▶ **Prompt**
Wherever a line of the listing holds the string "Case", copy that line.

▶ **Records supplied**
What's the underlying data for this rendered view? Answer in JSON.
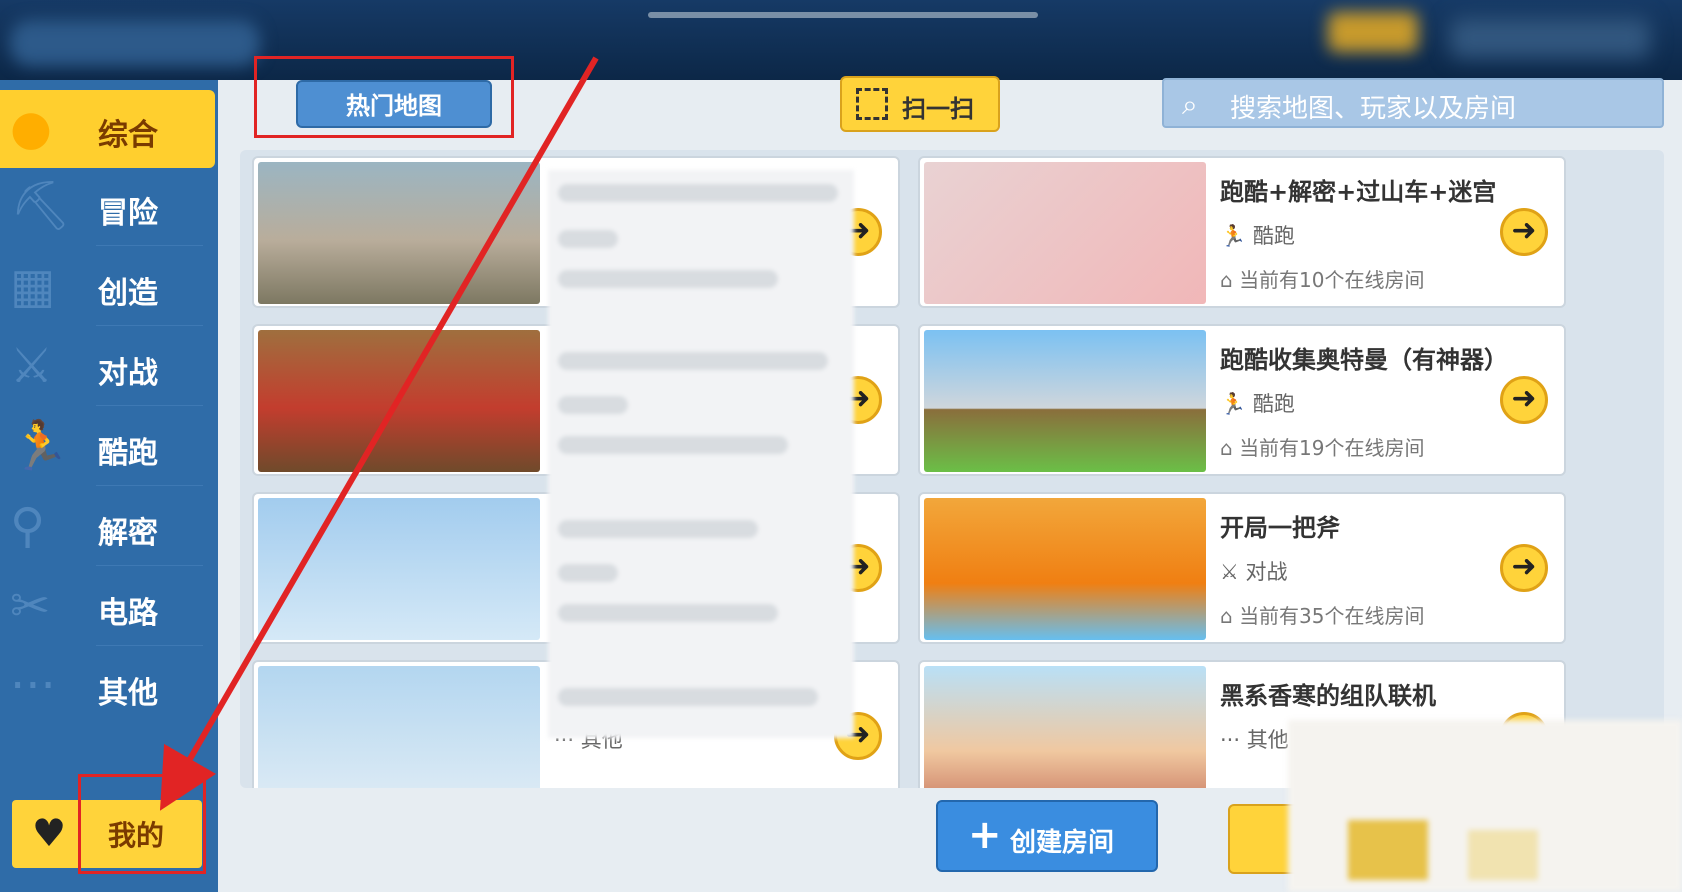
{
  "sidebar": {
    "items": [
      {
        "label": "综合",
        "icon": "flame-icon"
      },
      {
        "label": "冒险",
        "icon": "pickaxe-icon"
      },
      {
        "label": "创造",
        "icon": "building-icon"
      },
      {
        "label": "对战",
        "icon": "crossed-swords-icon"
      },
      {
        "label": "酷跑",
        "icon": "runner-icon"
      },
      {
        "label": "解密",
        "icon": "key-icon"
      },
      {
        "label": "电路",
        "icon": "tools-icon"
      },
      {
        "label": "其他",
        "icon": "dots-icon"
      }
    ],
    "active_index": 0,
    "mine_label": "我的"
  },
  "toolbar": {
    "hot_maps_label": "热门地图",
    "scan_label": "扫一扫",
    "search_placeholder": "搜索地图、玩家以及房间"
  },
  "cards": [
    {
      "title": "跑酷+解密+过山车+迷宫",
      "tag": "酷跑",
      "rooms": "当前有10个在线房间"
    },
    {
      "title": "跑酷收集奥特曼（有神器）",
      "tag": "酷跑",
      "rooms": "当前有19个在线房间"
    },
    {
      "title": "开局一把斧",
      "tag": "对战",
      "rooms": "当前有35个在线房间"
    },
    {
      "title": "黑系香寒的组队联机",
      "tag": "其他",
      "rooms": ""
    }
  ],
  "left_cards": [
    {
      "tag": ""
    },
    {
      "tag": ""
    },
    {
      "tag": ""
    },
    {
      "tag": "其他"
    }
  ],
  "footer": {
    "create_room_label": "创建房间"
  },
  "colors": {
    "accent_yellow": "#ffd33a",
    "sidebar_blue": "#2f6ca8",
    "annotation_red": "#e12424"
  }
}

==

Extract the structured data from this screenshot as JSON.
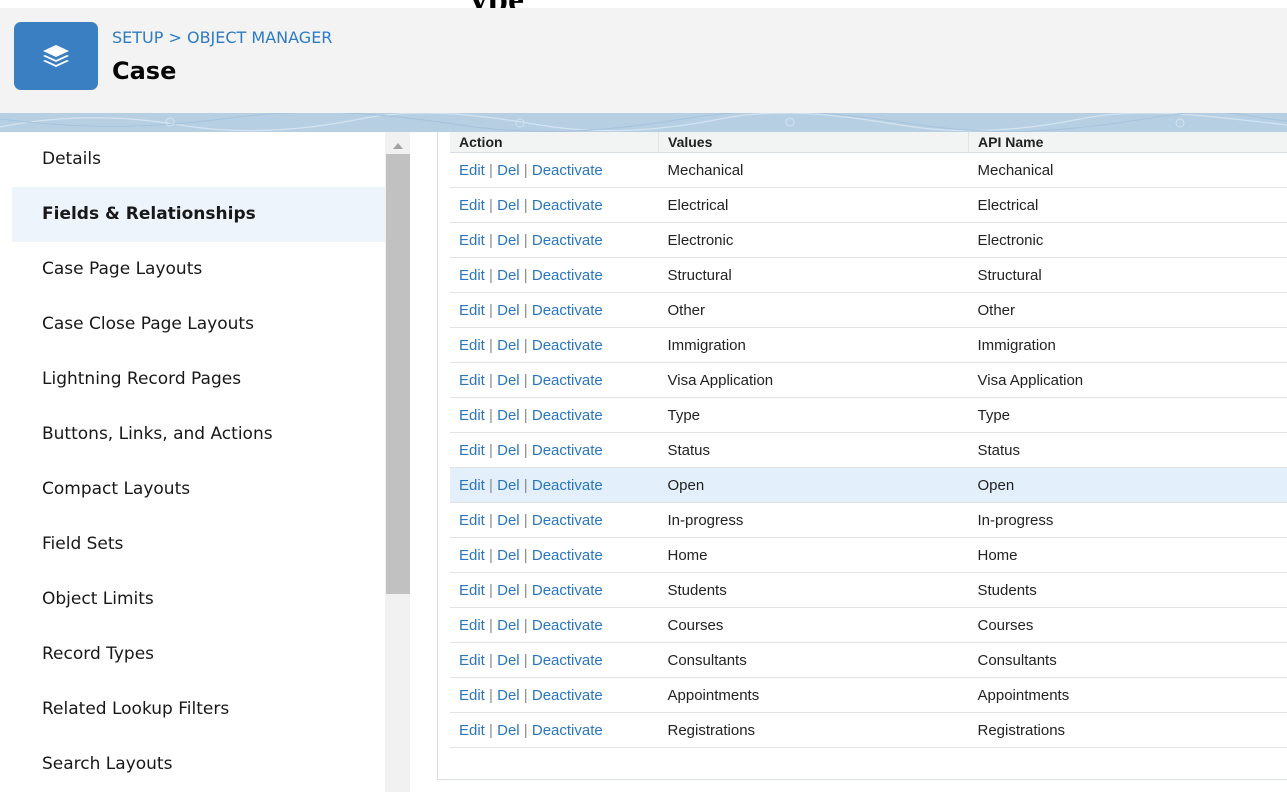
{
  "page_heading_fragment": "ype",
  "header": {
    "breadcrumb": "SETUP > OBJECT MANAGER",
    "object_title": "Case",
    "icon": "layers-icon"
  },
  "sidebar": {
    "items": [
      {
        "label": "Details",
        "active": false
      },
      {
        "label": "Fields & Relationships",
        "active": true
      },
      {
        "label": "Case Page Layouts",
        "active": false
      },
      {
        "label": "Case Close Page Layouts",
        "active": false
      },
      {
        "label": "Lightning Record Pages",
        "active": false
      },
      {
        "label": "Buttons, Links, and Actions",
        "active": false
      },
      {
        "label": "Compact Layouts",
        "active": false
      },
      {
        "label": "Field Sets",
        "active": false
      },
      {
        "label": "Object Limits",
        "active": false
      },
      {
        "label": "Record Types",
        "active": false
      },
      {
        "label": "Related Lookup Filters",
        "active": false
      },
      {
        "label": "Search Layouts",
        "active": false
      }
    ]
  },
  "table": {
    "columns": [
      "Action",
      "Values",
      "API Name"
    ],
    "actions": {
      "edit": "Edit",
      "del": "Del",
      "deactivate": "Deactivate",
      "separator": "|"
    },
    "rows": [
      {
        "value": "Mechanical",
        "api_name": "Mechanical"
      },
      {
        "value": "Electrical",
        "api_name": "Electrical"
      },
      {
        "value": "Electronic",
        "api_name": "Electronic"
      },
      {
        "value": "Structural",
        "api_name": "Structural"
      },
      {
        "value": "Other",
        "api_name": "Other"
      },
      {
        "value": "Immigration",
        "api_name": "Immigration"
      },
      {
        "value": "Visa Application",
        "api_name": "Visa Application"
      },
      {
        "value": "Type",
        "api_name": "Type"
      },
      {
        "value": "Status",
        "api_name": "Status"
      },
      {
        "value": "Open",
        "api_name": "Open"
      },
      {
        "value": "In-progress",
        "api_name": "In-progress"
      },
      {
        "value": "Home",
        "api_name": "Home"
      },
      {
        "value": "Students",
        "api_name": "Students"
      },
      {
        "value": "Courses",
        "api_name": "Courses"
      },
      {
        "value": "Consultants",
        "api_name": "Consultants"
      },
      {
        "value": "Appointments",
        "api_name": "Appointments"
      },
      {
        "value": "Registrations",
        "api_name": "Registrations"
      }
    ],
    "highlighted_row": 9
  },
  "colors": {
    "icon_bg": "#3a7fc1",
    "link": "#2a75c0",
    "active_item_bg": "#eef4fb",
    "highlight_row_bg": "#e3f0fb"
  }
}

▶ **Answer section**
    "object_title": "Case",
        "label": "Case Page Layouts",
        "label": "Case Close Page Layouts",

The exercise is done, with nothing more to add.